- Accurate and complete reports and documentation
- Legal compliance
- Confidentiality of information
- Promoting ethical behavior
- Acting in good faith
Such promises help to restore the public faith in financial institutions at all levels, from community banks to Wall Street. However, unethical behavior does occur, and while standards and laws have been put in place to combat them, there always seems to be someone looking for a loophole. When it comes to unethical behavior in the financial workplace, social and moral upbringing have a huge impact on the ethical behaviors and challenges found within many financial service provider organizations.
Greed and selfishness have been at the root of many illegal activities since the beginning of mankind. This type of behavior may be subtle or overt. Many new financial employees and officers who find themselves working on Wall Street, lack proper guidance and mentoring when it comes to ethics and standards. They have been taught, and expect, to make money quickly, to maximize profits, and to do whatever it takes to succeed.
Speaking of accountants and CPAs, thousands of business managers and owners encourage their accountants to pad their business expense accounts. It seems to be a win-win situation for the accountant, as the client will be happy, and the accountant will remain employed by that happy client.
This is not to say that everyone within the financial industry is dishonest or unethical. Such is far from the truth. The majority of business men and women, financial officers, and bank employees are highly ethical people who strive to make the right choices on a daily basis.
Financial institutions such as the New York Stock Exchange often have been the initiators of internal reforms. Because of this, CEOs are now required to certify the accuracy of financial statements. Securities fraud carries with it a 25-year jail term. Shredding or otherwise destroying documents amid federal investigations invites a penalty just as severe. Mutual fund corporations also have joined the battle against unethical behavior to enhance and support regulations that carry heavier penalties for unethical behavior.
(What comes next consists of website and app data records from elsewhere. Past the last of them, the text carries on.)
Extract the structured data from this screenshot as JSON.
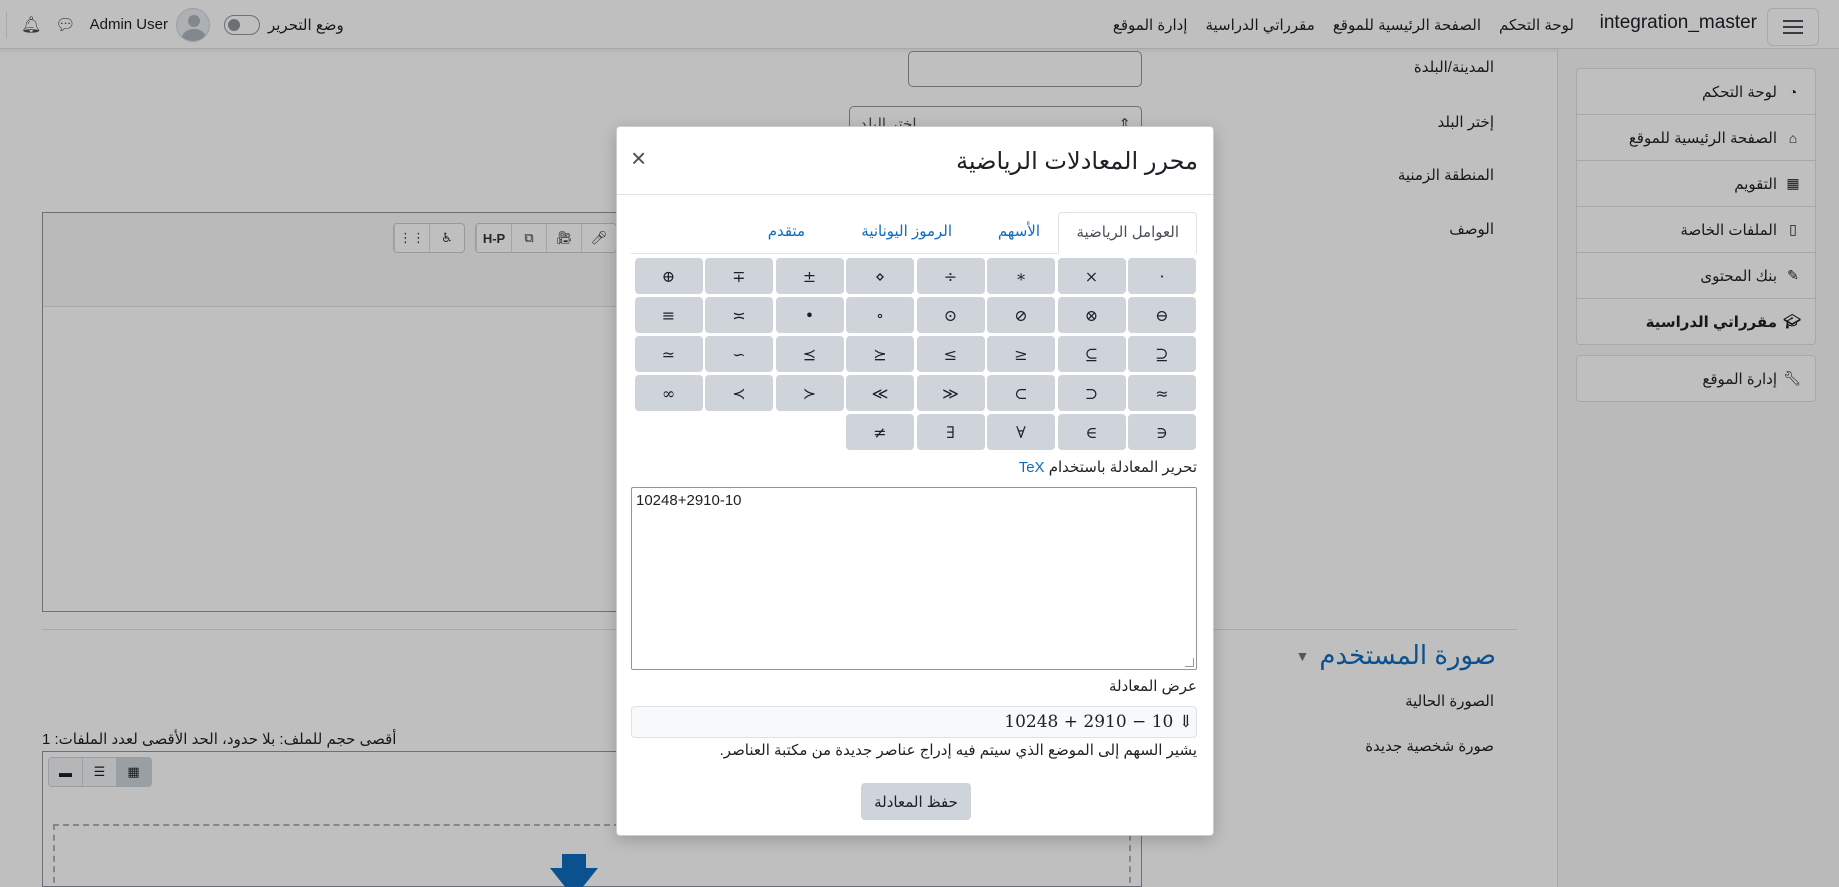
{
  "navbar": {
    "brand": "integration_master",
    "links": [
      "لوحة التحكم",
      "الصفحة الرئيسية للموقع",
      "مقرراتي الدراسية",
      "إدارة الموقع"
    ],
    "user_name": "Admin User",
    "edit_mode_label": "وضع التحرير"
  },
  "drawer": {
    "items": [
      {
        "label": "لوحة التحكم",
        "icon": "dashboard-icon",
        "glyph": "◔"
      },
      {
        "label": "الصفحة الرئيسية للموقع",
        "icon": "home-icon",
        "glyph": "⌂"
      },
      {
        "label": "التقويم",
        "icon": "calendar-icon",
        "glyph": "▦"
      },
      {
        "label": "الملفات الخاصة",
        "icon": "file-icon",
        "glyph": "▯"
      },
      {
        "label": "بنك المحتوى",
        "icon": "paint-brush-icon",
        "glyph": "✎"
      },
      {
        "label": "مقرراتي الدراسية",
        "icon": "graduation-cap-icon",
        "glyph": "🎓"
      }
    ],
    "admin_item": {
      "label": "إدارة الموقع",
      "icon": "wrench-icon",
      "glyph": "🔧"
    }
  },
  "form": {
    "city_label": "المدينة/البلدة",
    "country_label": "إختر البلد",
    "country_placeholder": "إختر البلد",
    "timezone_label": "المنطقة الزمنية",
    "description_label": "الوصف",
    "user_picture_section": "صورة المستخدم",
    "current_picture_label": "الصورة الحالية",
    "new_picture_label": "صورة شخصية جديدة",
    "file_limits": "أقصى حجم للملف: بلا حدود، الحد الأقصى لعدد الملفات: 1"
  },
  "modal": {
    "title": "محرر المعادلات الرياضية",
    "tabs": [
      "العوامل الرياضية",
      "الأسهم",
      "الرموز اليونانية",
      "متقدم"
    ],
    "symbols": [
      [
        "·",
        "×",
        "∗",
        "÷",
        "⋄",
        "±",
        "∓",
        "⊕"
      ],
      [
        "⊖",
        "⊗",
        "⊘",
        "⊙",
        "∘",
        "•",
        "≍",
        "≡"
      ],
      [
        "⊆",
        "⊇",
        "≤",
        "≥",
        "⪯",
        "⪰",
        "∼",
        "≃"
      ],
      [
        "≈",
        "⊂",
        "⊃",
        "≪",
        "≫",
        "≺",
        "≻",
        "∞"
      ],
      [
        "∈",
        "∋",
        "∀",
        "∃",
        "≠"
      ]
    ],
    "tex_label_prefix": "تحرير المعادلة باستخدام",
    "tex_link": "TeX",
    "tex_value": "10248+2910-10",
    "preview_label": "عرض المعادلة",
    "preview_math": "10248 + 2910 − 10",
    "preview_cursor": "⇓",
    "hint": "يشير السهم إلى الموضع الذي سيتم فيه إدراج عناصر جديدة من مكتبة العناصر.",
    "save_button": "حفظ المعادلة"
  }
}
Avoiding criminal liability and encouraging trust are behind many of the new laws and regulations created among financial institutions to rebuild consumer confidence lost because of insider trading, leveraged buyouts, and junk bonds. Unethical behavior and activities that have done nothing but smear the reputation of investment firms, banking institutions, and Wall Street brokers for many years is finally being addressed by major financial giants.
Today, corporate criminal liability costs may reach into the billions of dollars in fines and sanctions. Not only does a financial institution face astronomical fines, but stock prices also drop and financial performance decreases as a result of unethical business practices. Since the 1980s, fines, not only against individuals, but entire organizations, have increased. White-collar crime has been addressed by the creation in the early 1980s of the United States Sentencing Commission, and covers unethical behavior such as antitrust, fraud, securities, and tax loopholes.
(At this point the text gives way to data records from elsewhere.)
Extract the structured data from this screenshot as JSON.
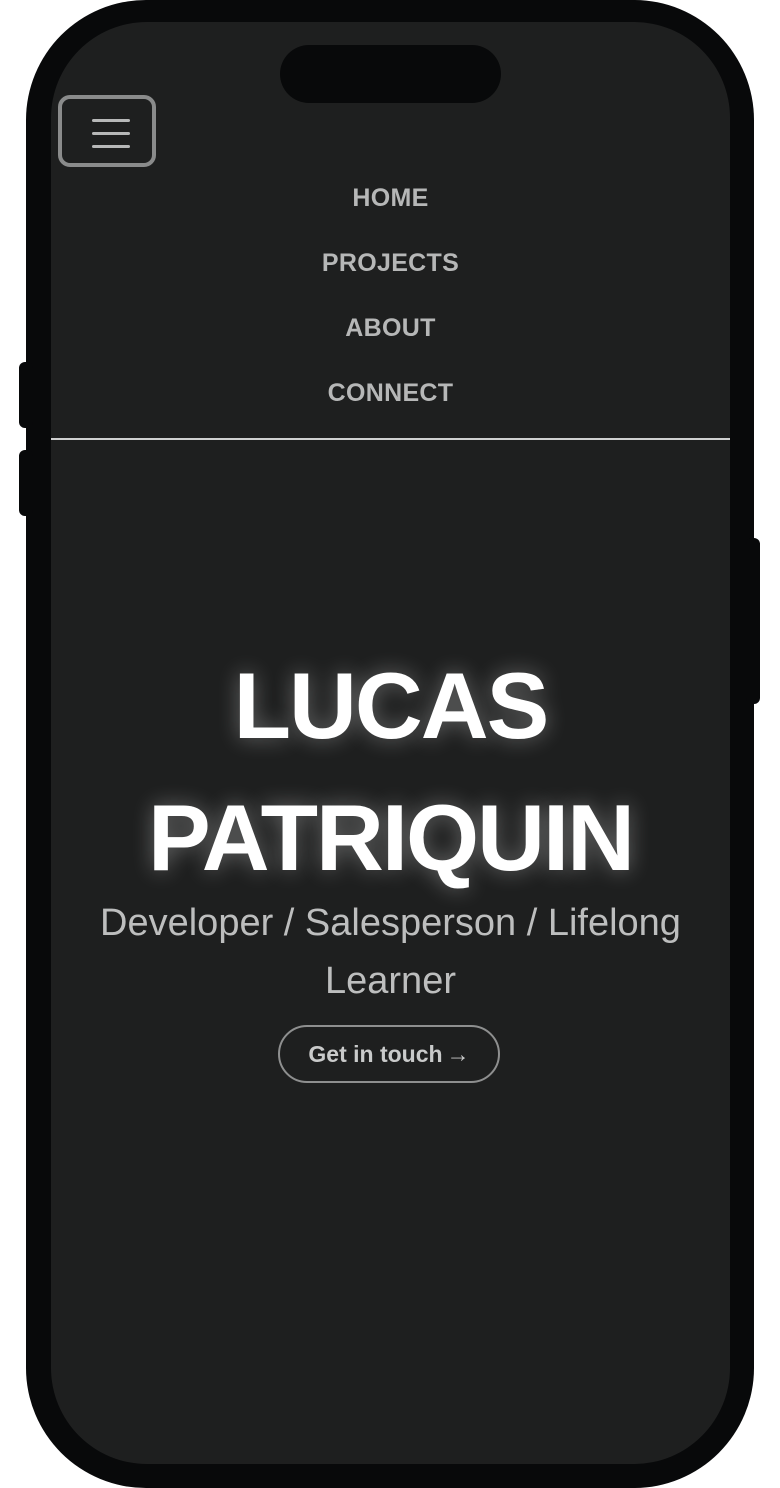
{
  "nav": {
    "menu_icon": "hamburger-icon",
    "items": [
      {
        "label": "HOME"
      },
      {
        "label": "PROJECTS"
      },
      {
        "label": "ABOUT"
      },
      {
        "label": "CONNECT"
      }
    ]
  },
  "hero": {
    "name_line1": "LUCAS",
    "name_line2": "PATRIQUIN",
    "tagline": "Developer / Salesperson / Lifelong Learner",
    "cta_label": "Get in touch",
    "cta_icon": "arrow-right-icon"
  },
  "colors": {
    "background": "#1e1f1f",
    "device_frame": "#08090a",
    "nav_text": "#b6b7b7",
    "hero_text": "#ffffff"
  }
}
Corporate government regulations help to protect reputation, fair and accurate audits and accounting -- just a few of the aspects that involve financial business ethics. Decisions that affect not only stakeholders, but employees, shareholders and members of the community need to be carefully weighed. Responsibility is the one word that may convey the reason for the development of ethical standards or behaviors. As such, financial or corporate responsibility engenders respect and encourages individuals to invest in communities and charitable organizations.
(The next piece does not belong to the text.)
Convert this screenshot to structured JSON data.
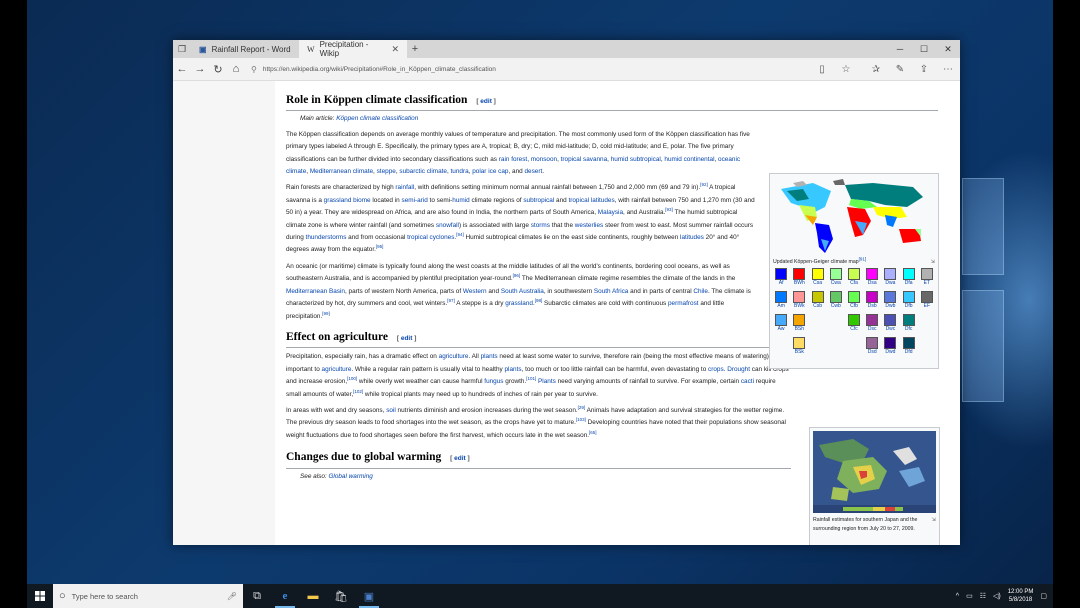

Trust in every aspect of business is vital for success, but within the financial industry, it is absolutely essential. Ethical and social responsibility from financial institutions -- from the community bank to the stockbroker on Wall Street -- are expected and demanded by consumers. Tolerance for unethical behavior is extremely low and the demand for greater sanctions, fines, and jail terms for those who even consider unethical behavior within this field are growing.